The demand for alternative types of schooling indicates how many of us believe that there are many forms of education that offer a much wider (or specific) set of experiences for acquiring skills and knowledge. Within this broad range, in schools that do not operate under direct state or local authority control (such as free schools, academies, home-schooling, independent schools etc.), a 'teacher' may not have a state-issued certificate or teaching license.
How important is this? In short, a teacher is someone who inspires, motivates, cares, and is willing to impart their skills and knowledge. By virtue, anyone who does this, from parent, to a highly-skilled artist, to a classroom practitioner or a colleague, is a teacher. It is not necessarily someone who has spent hours studying at an institution being trained in pedagogy and educational ideology. In fact this process of training may institutionalise them and narrow them as teachers by removing their openness and passion.
It is rather surprising then that the Deputy PM, Nick Clegg should have spoken this week about ensuring that all teachers in free schools needing to be 'qualified' (i.e.'certified'). Do we mean ideologically programmed to lack an alternative view? This too, from a man who was educated privately (that is, outside the state system) where there are more creative educational freedoms?
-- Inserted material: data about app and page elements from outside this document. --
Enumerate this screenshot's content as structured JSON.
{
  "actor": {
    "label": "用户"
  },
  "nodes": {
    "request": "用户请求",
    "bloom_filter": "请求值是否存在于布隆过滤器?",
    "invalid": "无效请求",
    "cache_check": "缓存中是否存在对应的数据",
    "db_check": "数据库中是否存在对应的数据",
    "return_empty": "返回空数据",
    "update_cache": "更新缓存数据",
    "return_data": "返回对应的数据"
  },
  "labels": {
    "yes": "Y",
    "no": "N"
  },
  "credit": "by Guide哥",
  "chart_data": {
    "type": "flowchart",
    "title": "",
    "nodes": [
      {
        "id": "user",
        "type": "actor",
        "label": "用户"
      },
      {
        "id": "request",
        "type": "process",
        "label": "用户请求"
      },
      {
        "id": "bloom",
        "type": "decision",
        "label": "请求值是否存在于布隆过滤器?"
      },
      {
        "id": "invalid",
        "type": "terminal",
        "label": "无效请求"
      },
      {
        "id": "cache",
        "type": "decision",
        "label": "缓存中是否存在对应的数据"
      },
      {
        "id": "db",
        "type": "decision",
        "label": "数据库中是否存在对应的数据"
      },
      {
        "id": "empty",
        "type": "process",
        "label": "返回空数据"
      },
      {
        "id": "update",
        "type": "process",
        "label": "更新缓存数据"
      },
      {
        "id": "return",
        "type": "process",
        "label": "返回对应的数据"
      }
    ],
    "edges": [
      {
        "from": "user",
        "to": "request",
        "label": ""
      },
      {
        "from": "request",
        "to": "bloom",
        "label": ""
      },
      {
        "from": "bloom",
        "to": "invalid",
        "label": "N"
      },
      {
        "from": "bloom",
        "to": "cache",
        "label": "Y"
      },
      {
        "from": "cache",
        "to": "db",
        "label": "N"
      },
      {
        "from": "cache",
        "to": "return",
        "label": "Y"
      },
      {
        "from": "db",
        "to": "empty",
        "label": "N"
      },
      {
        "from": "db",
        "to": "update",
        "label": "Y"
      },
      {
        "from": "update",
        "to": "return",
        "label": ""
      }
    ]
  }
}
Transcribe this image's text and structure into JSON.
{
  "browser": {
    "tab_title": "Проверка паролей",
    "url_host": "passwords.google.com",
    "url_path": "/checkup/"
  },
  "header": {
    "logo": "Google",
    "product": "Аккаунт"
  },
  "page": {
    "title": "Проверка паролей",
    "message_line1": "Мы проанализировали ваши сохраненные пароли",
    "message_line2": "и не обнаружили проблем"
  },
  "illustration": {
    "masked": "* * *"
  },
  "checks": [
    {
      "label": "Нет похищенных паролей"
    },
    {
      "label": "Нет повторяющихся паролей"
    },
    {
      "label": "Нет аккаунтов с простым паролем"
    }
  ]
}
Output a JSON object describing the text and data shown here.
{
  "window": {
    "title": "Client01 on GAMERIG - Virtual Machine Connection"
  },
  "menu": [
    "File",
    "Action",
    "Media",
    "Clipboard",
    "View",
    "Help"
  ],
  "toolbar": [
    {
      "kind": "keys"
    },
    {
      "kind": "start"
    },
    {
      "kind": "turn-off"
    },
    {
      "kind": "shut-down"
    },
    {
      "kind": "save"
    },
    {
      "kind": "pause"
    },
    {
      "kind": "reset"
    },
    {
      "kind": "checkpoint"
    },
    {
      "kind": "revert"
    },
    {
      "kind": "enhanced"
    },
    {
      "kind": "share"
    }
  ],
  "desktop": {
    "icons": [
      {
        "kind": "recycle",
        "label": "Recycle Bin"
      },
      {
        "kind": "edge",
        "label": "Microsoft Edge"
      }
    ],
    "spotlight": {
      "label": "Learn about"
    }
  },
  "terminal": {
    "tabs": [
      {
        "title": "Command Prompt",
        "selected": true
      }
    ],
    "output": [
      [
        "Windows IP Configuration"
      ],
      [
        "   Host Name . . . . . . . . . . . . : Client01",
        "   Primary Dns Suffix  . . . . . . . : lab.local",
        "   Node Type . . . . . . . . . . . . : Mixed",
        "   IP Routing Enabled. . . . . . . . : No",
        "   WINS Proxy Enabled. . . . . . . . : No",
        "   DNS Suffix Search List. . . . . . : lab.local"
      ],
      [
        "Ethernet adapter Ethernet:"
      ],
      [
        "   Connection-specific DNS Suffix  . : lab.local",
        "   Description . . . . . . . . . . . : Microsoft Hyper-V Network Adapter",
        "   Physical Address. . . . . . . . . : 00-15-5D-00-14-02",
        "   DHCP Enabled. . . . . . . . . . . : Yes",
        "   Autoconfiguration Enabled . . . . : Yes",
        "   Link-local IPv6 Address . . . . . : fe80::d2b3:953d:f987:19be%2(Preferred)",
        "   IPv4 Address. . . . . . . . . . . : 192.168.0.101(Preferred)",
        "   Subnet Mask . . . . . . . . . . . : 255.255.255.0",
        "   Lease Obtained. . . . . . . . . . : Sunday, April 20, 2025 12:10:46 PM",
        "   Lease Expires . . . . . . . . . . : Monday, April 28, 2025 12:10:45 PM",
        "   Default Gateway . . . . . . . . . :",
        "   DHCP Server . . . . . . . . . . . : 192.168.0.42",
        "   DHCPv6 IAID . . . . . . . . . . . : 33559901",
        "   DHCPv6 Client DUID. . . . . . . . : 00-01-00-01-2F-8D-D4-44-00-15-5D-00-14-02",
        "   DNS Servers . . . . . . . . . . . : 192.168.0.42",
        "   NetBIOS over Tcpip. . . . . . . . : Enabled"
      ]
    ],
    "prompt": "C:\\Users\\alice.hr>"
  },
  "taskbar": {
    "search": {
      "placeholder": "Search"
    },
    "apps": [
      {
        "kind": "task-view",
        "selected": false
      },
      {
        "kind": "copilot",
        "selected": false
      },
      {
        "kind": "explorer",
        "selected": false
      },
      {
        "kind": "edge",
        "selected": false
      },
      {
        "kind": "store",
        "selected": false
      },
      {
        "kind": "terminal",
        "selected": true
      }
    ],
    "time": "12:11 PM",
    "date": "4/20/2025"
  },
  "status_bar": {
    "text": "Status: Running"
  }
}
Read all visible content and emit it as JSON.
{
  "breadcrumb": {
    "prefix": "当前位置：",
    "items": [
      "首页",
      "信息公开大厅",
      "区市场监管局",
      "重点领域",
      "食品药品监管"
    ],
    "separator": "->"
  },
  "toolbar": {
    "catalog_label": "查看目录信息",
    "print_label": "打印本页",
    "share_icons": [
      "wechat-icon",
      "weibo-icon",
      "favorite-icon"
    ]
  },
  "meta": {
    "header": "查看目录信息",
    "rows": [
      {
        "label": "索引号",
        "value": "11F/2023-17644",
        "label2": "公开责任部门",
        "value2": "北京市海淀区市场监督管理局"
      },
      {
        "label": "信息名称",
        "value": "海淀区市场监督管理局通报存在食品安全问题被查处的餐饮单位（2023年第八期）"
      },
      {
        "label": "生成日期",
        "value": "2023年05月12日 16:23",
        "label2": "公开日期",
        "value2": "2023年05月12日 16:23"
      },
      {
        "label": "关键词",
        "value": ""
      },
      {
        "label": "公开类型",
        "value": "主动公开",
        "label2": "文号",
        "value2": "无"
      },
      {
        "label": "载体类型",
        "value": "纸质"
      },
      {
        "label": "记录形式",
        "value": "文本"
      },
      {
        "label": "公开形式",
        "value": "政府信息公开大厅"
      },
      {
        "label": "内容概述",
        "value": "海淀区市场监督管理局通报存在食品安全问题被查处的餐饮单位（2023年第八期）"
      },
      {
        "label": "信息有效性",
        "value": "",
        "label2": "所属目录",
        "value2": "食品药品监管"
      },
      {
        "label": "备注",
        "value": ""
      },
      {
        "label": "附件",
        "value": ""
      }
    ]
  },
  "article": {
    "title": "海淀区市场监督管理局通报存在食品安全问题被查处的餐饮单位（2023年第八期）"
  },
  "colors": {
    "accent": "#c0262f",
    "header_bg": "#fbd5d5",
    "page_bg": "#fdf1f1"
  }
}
It all sounds rather hypocritical, both for him to speak and for him to expect. I speak as a 'certified'/'qualified' teacher (UK/EU) who is passionate about the rights of educators for sound pay and conditions where clearly that is not what he is speaking of.
There has been something of an understandable media backlash over the past few weeks on 'free schools' following investigations into mismanagement, quality of service or misappropriation of budgets. I am not here to defend this or previous government's educational policies and understand that there is that element of controversy when it comes to public money being spent on alternative education. That is a completely separate issue. I strongly believe, however, in the principle that freedom in education is what makes it so appealing and worth fighting for and that many of the most enriching experiences for children/students do not necessarily stem from the institutionalised forms of education.